Return every record below exactly as written, but leave out the pictures.

[Opening Exercise materials section]

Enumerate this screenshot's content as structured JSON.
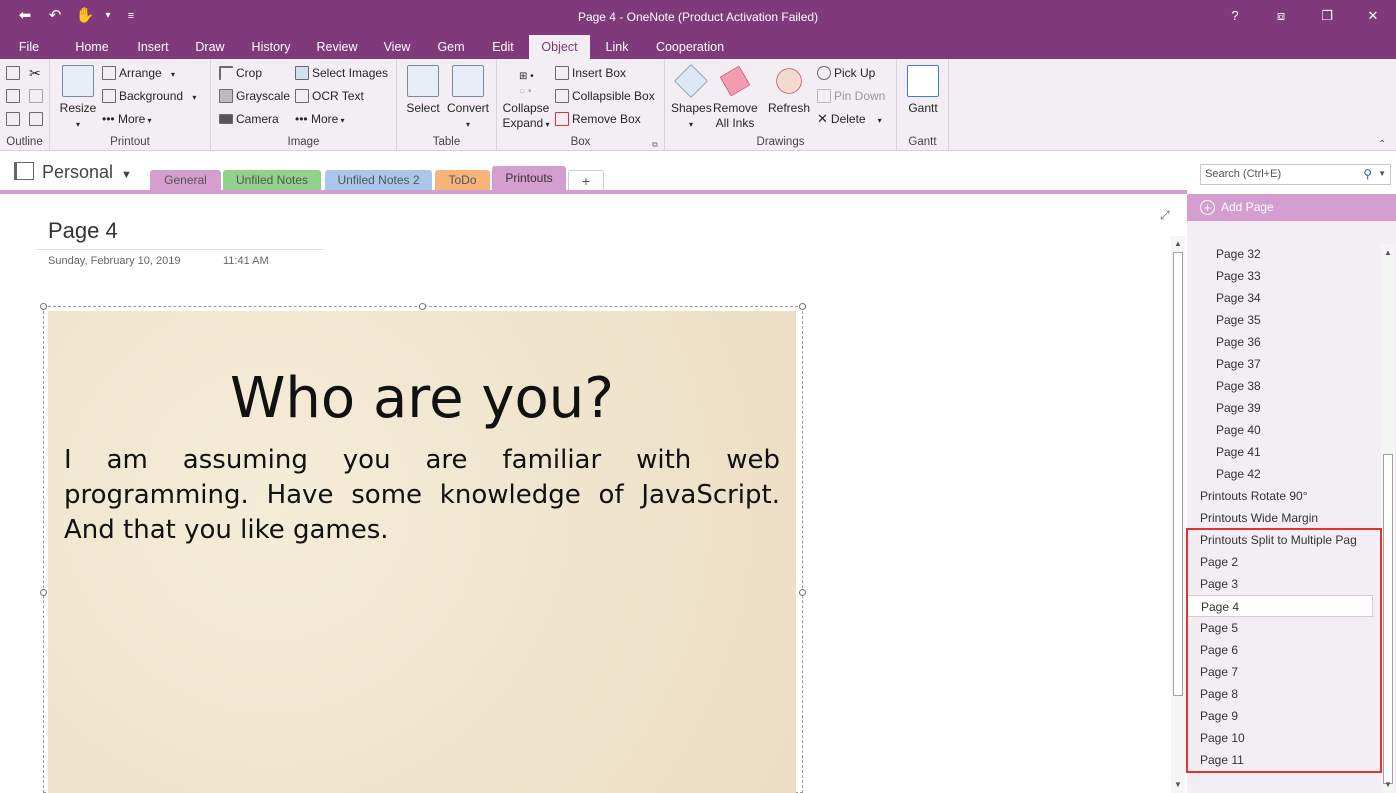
{
  "window": {
    "title": "Page 4 - OneNote (Product Activation Failed)",
    "controls": [
      "?",
      "⧈",
      "❐",
      "✕"
    ]
  },
  "qat": [
    "⬅",
    "↶",
    "✋",
    "▾",
    "≡"
  ],
  "ribbon_tabs": [
    "File",
    "Home",
    "Insert",
    "Draw",
    "History",
    "Review",
    "View",
    "Gem",
    "Edit",
    "Object",
    "Link",
    "Cooperation"
  ],
  "active_tab": "Object",
  "groups": {
    "outline": "Outline",
    "printout": {
      "label": "Printout",
      "resize": "Resize",
      "arrange": "Arrange",
      "background": "Background",
      "more": "More"
    },
    "image": {
      "label": "Image",
      "crop": "Crop",
      "grayscale": "Grayscale",
      "camera": "Camera",
      "select_images": "Select Images",
      "ocr_text": "OCR Text",
      "more": "More"
    },
    "table": {
      "label": "Table",
      "select": "Select",
      "convert": "Convert"
    },
    "box": {
      "label": "Box",
      "collapse": "Collapse",
      "expand": "Expand",
      "insert_box": "Insert Box",
      "collapsible_box": "Collapsible Box",
      "remove_box": "Remove Box"
    },
    "drawings": {
      "label": "Drawings",
      "shapes": "Shapes",
      "remove": "Remove",
      "all_inks": "All Inks",
      "refresh": "Refresh",
      "pick_up": "Pick Up",
      "pin_down": "Pin Down",
      "delete": "Delete"
    },
    "gantt": {
      "label": "Gantt",
      "gantt": "Gantt"
    }
  },
  "notebook": {
    "name": "Personal"
  },
  "sections": [
    {
      "label": "General",
      "color": "#d49ed1"
    },
    {
      "label": "Unfiled Notes",
      "color": "#92d18b"
    },
    {
      "label": "Unfiled Notes 2",
      "color": "#a9c7ea"
    },
    {
      "label": "ToDo",
      "color": "#f5b47a"
    },
    {
      "label": "Printouts",
      "color": "#d49ed1"
    },
    {
      "label": "+",
      "color": "#ffffff"
    }
  ],
  "search": {
    "placeholder": "Search (Ctrl+E)"
  },
  "page": {
    "title": "Page 4",
    "date": "Sunday, February 10, 2019",
    "time": "11:41 AM"
  },
  "slide": {
    "heading": "Who are you?",
    "body": "I am assuming you are familiar with web programming. Have some knowledge of JavaScript. And that you like games."
  },
  "pages_pane": {
    "add_page": "Add Page",
    "items": [
      {
        "label": "Page 32",
        "level": "sub"
      },
      {
        "label": "Page 33",
        "level": "sub"
      },
      {
        "label": "Page 34",
        "level": "sub"
      },
      {
        "label": "Page 35",
        "level": "sub"
      },
      {
        "label": "Page 36",
        "level": "sub"
      },
      {
        "label": "Page 37",
        "level": "sub"
      },
      {
        "label": "Page 38",
        "level": "sub"
      },
      {
        "label": "Page 39",
        "level": "sub"
      },
      {
        "label": "Page 40",
        "level": "sub"
      },
      {
        "label": "Page 41",
        "level": "sub"
      },
      {
        "label": "Page 42",
        "level": "sub"
      },
      {
        "label": "Printouts Rotate 90°",
        "level": "top"
      },
      {
        "label": "Printouts Wide Margin",
        "level": "top"
      },
      {
        "label": "Printouts Split to Multiple Pag",
        "level": "top"
      },
      {
        "label": "Page 2",
        "level": "top"
      },
      {
        "label": "Page 3",
        "level": "top"
      },
      {
        "label": "Page 4",
        "level": "top",
        "selected": true
      },
      {
        "label": "Page 5",
        "level": "top"
      },
      {
        "label": "Page 6",
        "level": "top"
      },
      {
        "label": "Page 7",
        "level": "top"
      },
      {
        "label": "Page 8",
        "level": "top"
      },
      {
        "label": "Page 9",
        "level": "top"
      },
      {
        "label": "Page 10",
        "level": "top"
      },
      {
        "label": "Page 11",
        "level": "top"
      }
    ]
  }
}
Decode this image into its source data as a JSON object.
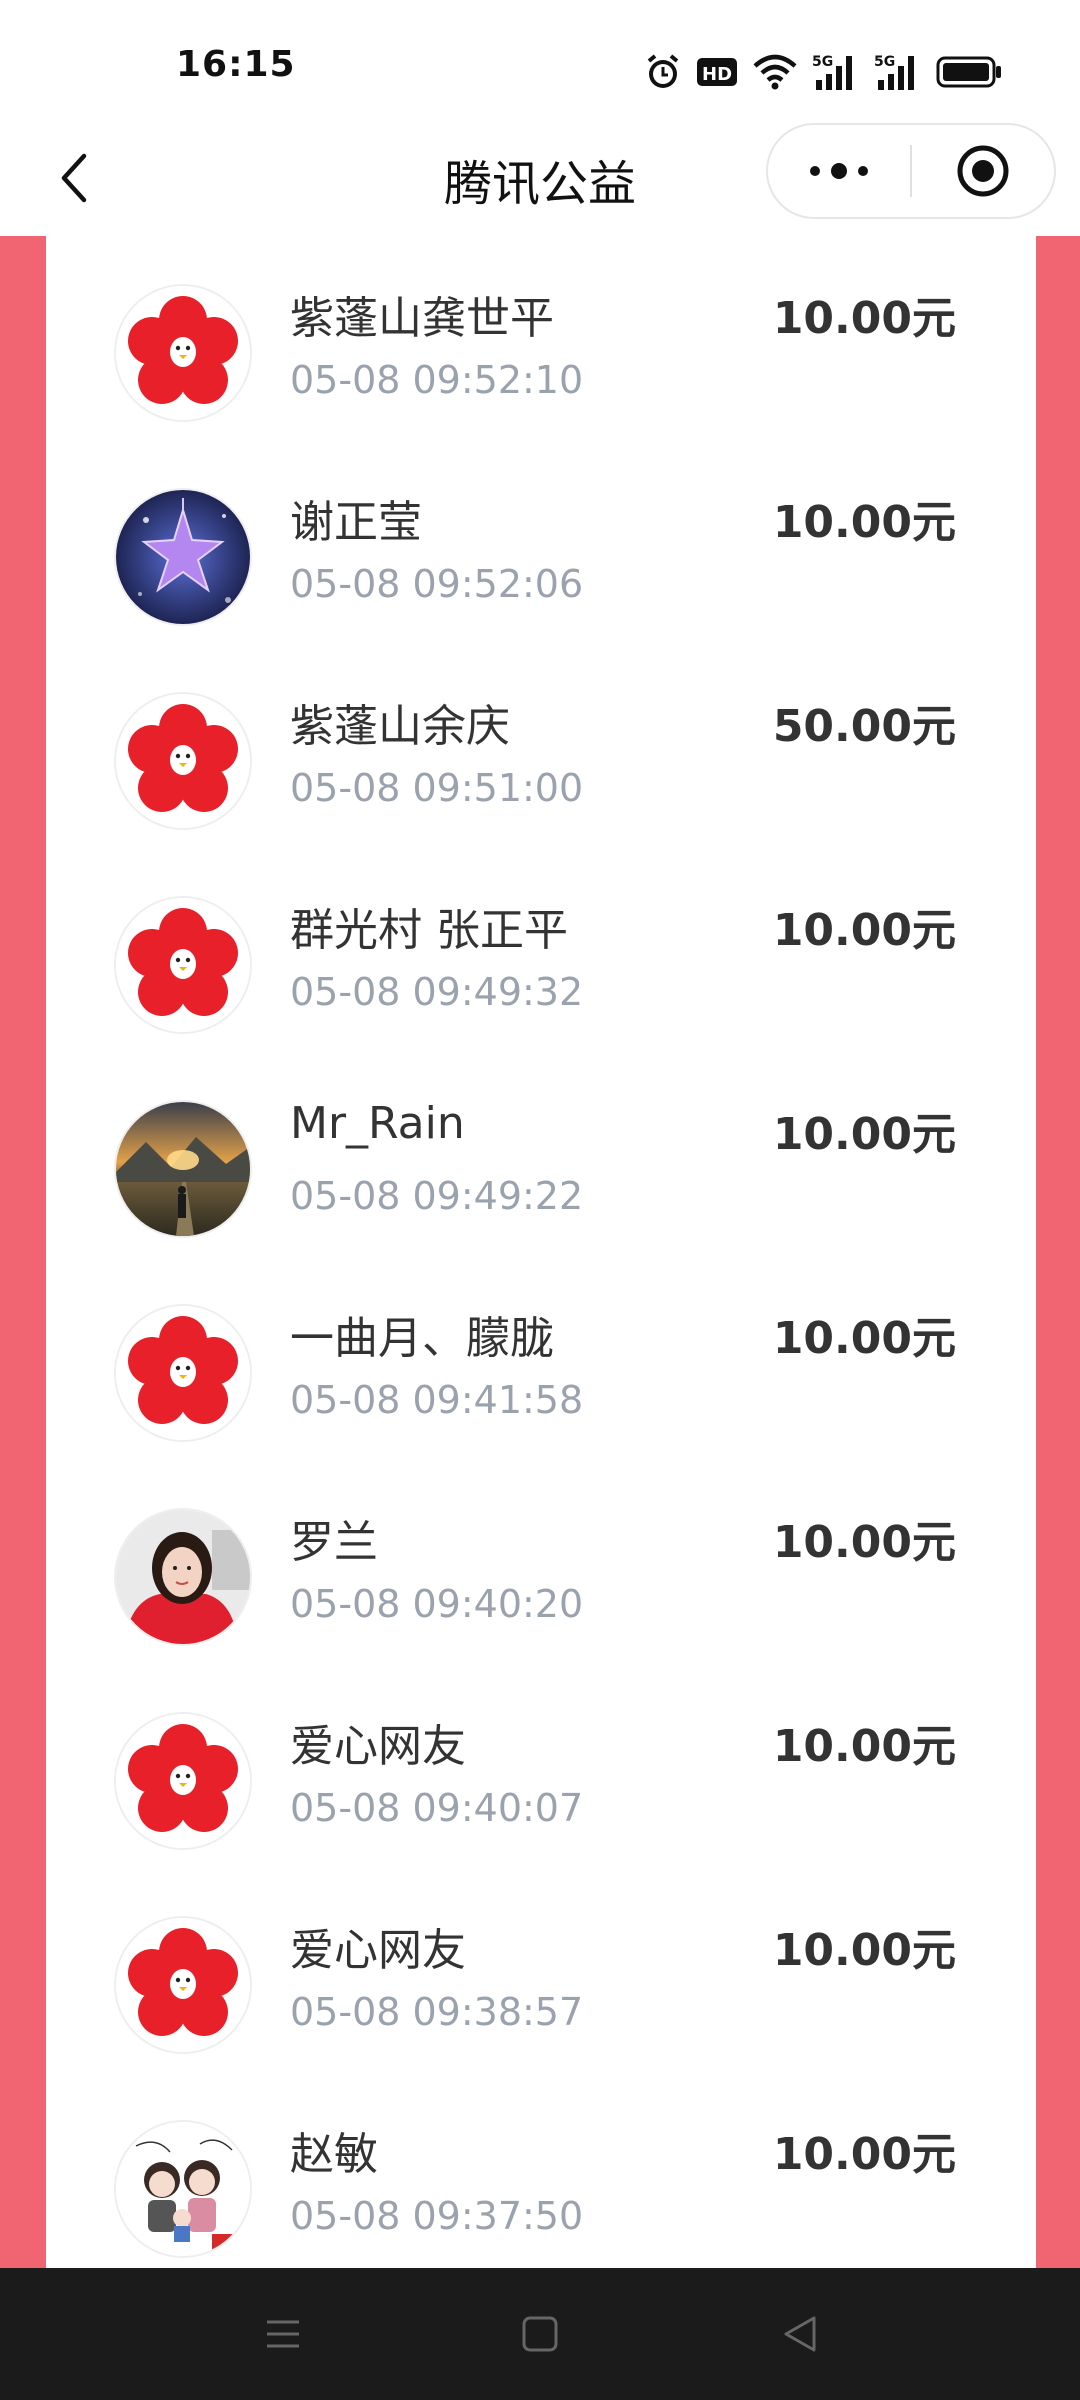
{
  "status_bar": {
    "time": "16:15",
    "icons": [
      "alarm-icon",
      "hd-icon",
      "wifi-icon",
      "signal-5g-icon",
      "signal-5g-icon",
      "battery-icon"
    ]
  },
  "header": {
    "title": "腾讯公益",
    "back_icon": "chevron-left-icon",
    "more_icon": "more-dots-icon",
    "close_icon": "mini-program-close-icon"
  },
  "donations": [
    {
      "name": "紫蓬山龚世平",
      "time": "05-08 09:52:10",
      "amount": "10.00元",
      "avatar": "flower"
    },
    {
      "name": "谢正莹",
      "time": "05-08 09:52:06",
      "amount": "10.00元",
      "avatar": "star"
    },
    {
      "name": "紫蓬山余庆",
      "time": "05-08 09:51:00",
      "amount": "50.00元",
      "avatar": "flower"
    },
    {
      "name": "群光村 张正平",
      "time": "05-08 09:49:32",
      "amount": "10.00元",
      "avatar": "flower"
    },
    {
      "name": "Mr_Rain",
      "time": "05-08 09:49:22",
      "amount": "10.00元",
      "avatar": "landscape"
    },
    {
      "name": "一曲月、朦胧",
      "time": "05-08 09:41:58",
      "amount": "10.00元",
      "avatar": "flower"
    },
    {
      "name": "罗兰",
      "time": "05-08 09:40:20",
      "amount": "10.00元",
      "avatar": "person"
    },
    {
      "name": "爱心网友",
      "time": "05-08 09:40:07",
      "amount": "10.00元",
      "avatar": "flower"
    },
    {
      "name": "爱心网友",
      "time": "05-08 09:38:57",
      "amount": "10.00元",
      "avatar": "flower"
    },
    {
      "name": "赵敏",
      "time": "05-08 09:37:50",
      "amount": "10.00元",
      "avatar": "cartoon"
    }
  ],
  "colors": {
    "background_accent": "#f16572",
    "flower_red": "#e8202a",
    "time_gray": "#9aa3ad",
    "nav_bar": "#1b1b1b"
  },
  "nav_bar": {
    "icons": [
      "menu-icon",
      "home-square-icon",
      "back-triangle-icon"
    ]
  }
}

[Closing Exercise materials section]

Answer box —
Enumerate this screenshot's content as structured JSON.
{
  "window": {
    "title": "Page 4 - OneNote (Product Activation Failed)",
    "controls": [
      "?",
      "⧈",
      "❐",
      "✕"
    ]
  },
  "qat": [
    "⬅",
    "↶",
    "✋",
    "▾",
    "≡"
  ],
  "ribbon_tabs": [
    "File",
    "Home",
    "Insert",
    "Draw",
    "History",
    "Review",
    "View",
    "Gem",
    "Edit",
    "Object",
    "Link",
    "Cooperation"
  ],
  "active_tab": "Object",
  "groups": {
    "outline": "Outline",
    "printout": {
      "label": "Printout",
      "resize": "Resize",
      "arrange": "Arrange",
      "background": "Background",
      "more": "More"
    },
    "image": {
      "label": "Image",
      "crop": "Crop",
      "grayscale": "Grayscale",
      "camera": "Camera",
      "select_images": "Select Images",
      "ocr_text": "OCR Text",
      "more": "More"
    },
    "table": {
      "label": "Table",
      "select": "Select",
      "convert": "Convert"
    },
    "box": {
      "label": "Box",
      "collapse": "Collapse",
      "expand": "Expand",
      "insert_box": "Insert Box",
      "collapsible_box": "Collapsible Box",
      "remove_box": "Remove Box"
    },
    "drawings": {
      "label": "Drawings",
      "shapes": "Shapes",
      "remove": "Remove",
      "all_inks": "All Inks",
      "refresh": "Refresh",
      "pick_up": "Pick Up",
      "pin_down": "Pin Down",
      "delete": "Delete"
    },
    "gantt": {
      "label": "Gantt",
      "gantt": "Gantt"
    }
  },
  "notebook": {
    "name": "Personal"
  },
  "sections": [
    {
      "label": "General",
      "color": "#d49ed1"
    },
    {
      "label": "Unfiled Notes",
      "color": "#92d18b"
    },
    {
      "label": "Unfiled Notes 2",
      "color": "#a9c7ea"
    },
    {
      "label": "ToDo",
      "color": "#f5b47a"
    },
    {
      "label": "Printouts",
      "color": "#d49ed1"
    },
    {
      "label": "+",
      "color": "#ffffff"
    }
  ],
  "search": {
    "placeholder": "Search (Ctrl+E)"
  },
  "page": {
    "title": "Page 4",
    "date": "Sunday, February 10, 2019",
    "time": "11:41 AM"
  },
  "slide": {
    "heading": "Who are you?",
    "body": "I am assuming you are familiar with web programming. Have some knowledge of JavaScript. And that you like games."
  },
  "pages_pane": {
    "add_page": "Add Page",
    "items": [
      {
        "label": "Page 32",
        "level": "sub"
      },
      {
        "label": "Page 33",
        "level": "sub"
      },
      {
        "label": "Page 34",
        "level": "sub"
      },
      {
        "label": "Page 35",
        "level": "sub"
      },
      {
        "label": "Page 36",
        "level": "sub"
      },
      {
        "label": "Page 37",
        "level": "sub"
      },
      {
        "label": "Page 38",
        "level": "sub"
      },
      {
        "label": "Page 39",
        "level": "sub"
      },
      {
        "label": "Page 40",
        "level": "sub"
      },
      {
        "label": "Page 41",
        "level": "sub"
      },
      {
        "label": "Page 42",
        "level": "sub"
      },
      {
        "label": "Printouts Rotate 90°",
        "level": "top"
      },
      {
        "label": "Printouts Wide Margin",
        "level": "top"
      },
      {
        "label": "Printouts Split to Multiple Pag",
        "level": "top"
      },
      {
        "label": "Page 2",
        "level": "top"
      },
      {
        "label": "Page 3",
        "level": "top"
      },
      {
        "label": "Page 4",
        "level": "top",
        "selected": true
      },
      {
        "label": "Page 5",
        "level": "top"
      },
      {
        "label": "Page 6",
        "level": "top"
      },
      {
        "label": "Page 7",
        "level": "top"
      },
      {
        "label": "Page 8",
        "level": "top"
      },
      {
        "label": "Page 9",
        "level": "top"
      },
      {
        "label": "Page 10",
        "level": "top"
      },
      {
        "label": "Page 11",
        "level": "top"
      }
    ]
  }
}
Decode this image into its source data as a JSON object.
{
  "status_bar": {
    "time": "16:15",
    "icons": [
      "alarm-icon",
      "hd-icon",
      "wifi-icon",
      "signal-5g-icon",
      "signal-5g-icon",
      "battery-icon"
    ]
  },
  "header": {
    "title": "腾讯公益",
    "back_icon": "chevron-left-icon",
    "more_icon": "more-dots-icon",
    "close_icon": "mini-program-close-icon"
  },
  "donations": [
    {
      "name": "紫蓬山龚世平",
      "time": "05-08 09:52:10",
      "amount": "10.00元",
      "avatar": "flower"
    },
    {
      "name": "谢正莹",
      "time": "05-08 09:52:06",
      "amount": "10.00元",
      "avatar": "star"
    },
    {
      "name": "紫蓬山余庆",
      "time": "05-08 09:51:00",
      "amount": "50.00元",
      "avatar": "flower"
    },
    {
      "name": "群光村 张正平",
      "time": "05-08 09:49:32",
      "amount": "10.00元",
      "avatar": "flower"
    },
    {
      "name": "Mr_Rain",
      "time": "05-08 09:49:22",
      "amount": "10.00元",
      "avatar": "landscape"
    },
    {
      "name": "一曲月、朦胧",
      "time": "05-08 09:41:58",
      "amount": "10.00元",
      "avatar": "flower"
    },
    {
      "name": "罗兰",
      "time": "05-08 09:40:20",
      "amount": "10.00元",
      "avatar": "person"
    },
    {
      "name": "爱心网友",
      "time": "05-08 09:40:07",
      "amount": "10.00元",
      "avatar": "flower"
    },
    {
      "name": "爱心网友",
      "time": "05-08 09:38:57",
      "amount": "10.00元",
      "avatar": "flower"
    },
    {
      "name": "赵敏",
      "time": "05-08 09:37:50",
      "amount": "10.00元",
      "avatar": "cartoon"
    }
  ],
  "colors": {
    "background_accent": "#f16572",
    "flower_red": "#e8202a",
    "time_gray": "#9aa3ad",
    "nav_bar": "#1b1b1b"
  },
  "nav_bar": {
    "icons": [
      "menu-icon",
      "home-square-icon",
      "back-triangle-icon"
    ]
  }
}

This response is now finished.